■ WORK TASK
Show every line from the data below that includes "Visual".

:: TASK MATERIAL

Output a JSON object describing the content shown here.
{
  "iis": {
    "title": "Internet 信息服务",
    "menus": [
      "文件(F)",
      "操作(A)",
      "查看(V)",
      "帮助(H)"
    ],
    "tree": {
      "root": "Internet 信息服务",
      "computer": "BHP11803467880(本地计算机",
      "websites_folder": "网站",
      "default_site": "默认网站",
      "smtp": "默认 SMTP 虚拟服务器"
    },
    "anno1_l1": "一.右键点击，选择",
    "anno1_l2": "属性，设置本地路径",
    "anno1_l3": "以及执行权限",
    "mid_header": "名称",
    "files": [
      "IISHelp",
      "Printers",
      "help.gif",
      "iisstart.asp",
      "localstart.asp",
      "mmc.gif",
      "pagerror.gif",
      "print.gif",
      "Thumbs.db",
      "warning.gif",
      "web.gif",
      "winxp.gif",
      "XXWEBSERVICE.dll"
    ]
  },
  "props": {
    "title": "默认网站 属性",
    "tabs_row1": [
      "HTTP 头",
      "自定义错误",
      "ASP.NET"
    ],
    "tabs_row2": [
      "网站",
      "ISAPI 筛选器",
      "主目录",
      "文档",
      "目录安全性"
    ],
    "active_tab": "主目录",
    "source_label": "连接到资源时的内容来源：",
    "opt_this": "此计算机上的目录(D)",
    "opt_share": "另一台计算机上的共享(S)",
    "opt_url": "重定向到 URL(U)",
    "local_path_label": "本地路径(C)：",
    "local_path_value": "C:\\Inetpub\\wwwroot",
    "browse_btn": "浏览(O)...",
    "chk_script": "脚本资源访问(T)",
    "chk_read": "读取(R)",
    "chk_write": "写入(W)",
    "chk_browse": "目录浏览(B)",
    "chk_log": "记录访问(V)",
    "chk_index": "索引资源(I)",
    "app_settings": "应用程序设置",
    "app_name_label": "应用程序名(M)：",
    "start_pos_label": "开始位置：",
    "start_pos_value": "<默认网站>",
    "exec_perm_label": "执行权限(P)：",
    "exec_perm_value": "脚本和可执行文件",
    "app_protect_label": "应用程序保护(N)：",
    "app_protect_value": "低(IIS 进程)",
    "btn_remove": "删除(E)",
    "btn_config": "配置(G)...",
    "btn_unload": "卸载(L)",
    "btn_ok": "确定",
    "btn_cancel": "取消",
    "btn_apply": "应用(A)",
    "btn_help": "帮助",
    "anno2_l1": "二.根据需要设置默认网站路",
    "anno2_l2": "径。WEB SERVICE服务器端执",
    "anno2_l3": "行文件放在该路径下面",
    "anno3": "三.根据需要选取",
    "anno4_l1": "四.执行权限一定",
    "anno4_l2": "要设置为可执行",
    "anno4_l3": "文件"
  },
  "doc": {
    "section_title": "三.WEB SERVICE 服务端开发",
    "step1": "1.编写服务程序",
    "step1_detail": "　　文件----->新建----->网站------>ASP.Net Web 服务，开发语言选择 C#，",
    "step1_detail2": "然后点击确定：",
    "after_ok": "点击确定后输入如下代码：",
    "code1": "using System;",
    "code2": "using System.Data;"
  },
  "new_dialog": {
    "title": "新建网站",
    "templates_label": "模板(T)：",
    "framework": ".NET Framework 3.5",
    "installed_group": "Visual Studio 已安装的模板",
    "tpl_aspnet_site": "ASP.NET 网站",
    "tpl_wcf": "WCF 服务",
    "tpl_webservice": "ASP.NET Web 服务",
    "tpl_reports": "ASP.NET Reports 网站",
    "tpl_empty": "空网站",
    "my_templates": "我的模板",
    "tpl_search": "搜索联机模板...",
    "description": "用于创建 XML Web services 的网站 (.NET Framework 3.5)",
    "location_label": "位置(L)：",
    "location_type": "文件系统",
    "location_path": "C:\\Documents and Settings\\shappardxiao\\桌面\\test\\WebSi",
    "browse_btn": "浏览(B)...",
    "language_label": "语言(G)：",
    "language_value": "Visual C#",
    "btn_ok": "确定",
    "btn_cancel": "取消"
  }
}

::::

■ ANSWER TO THE EXERCISE
    "installed_group": "Visual Studio 已安装的模板",
    "language_value": "Visual C#",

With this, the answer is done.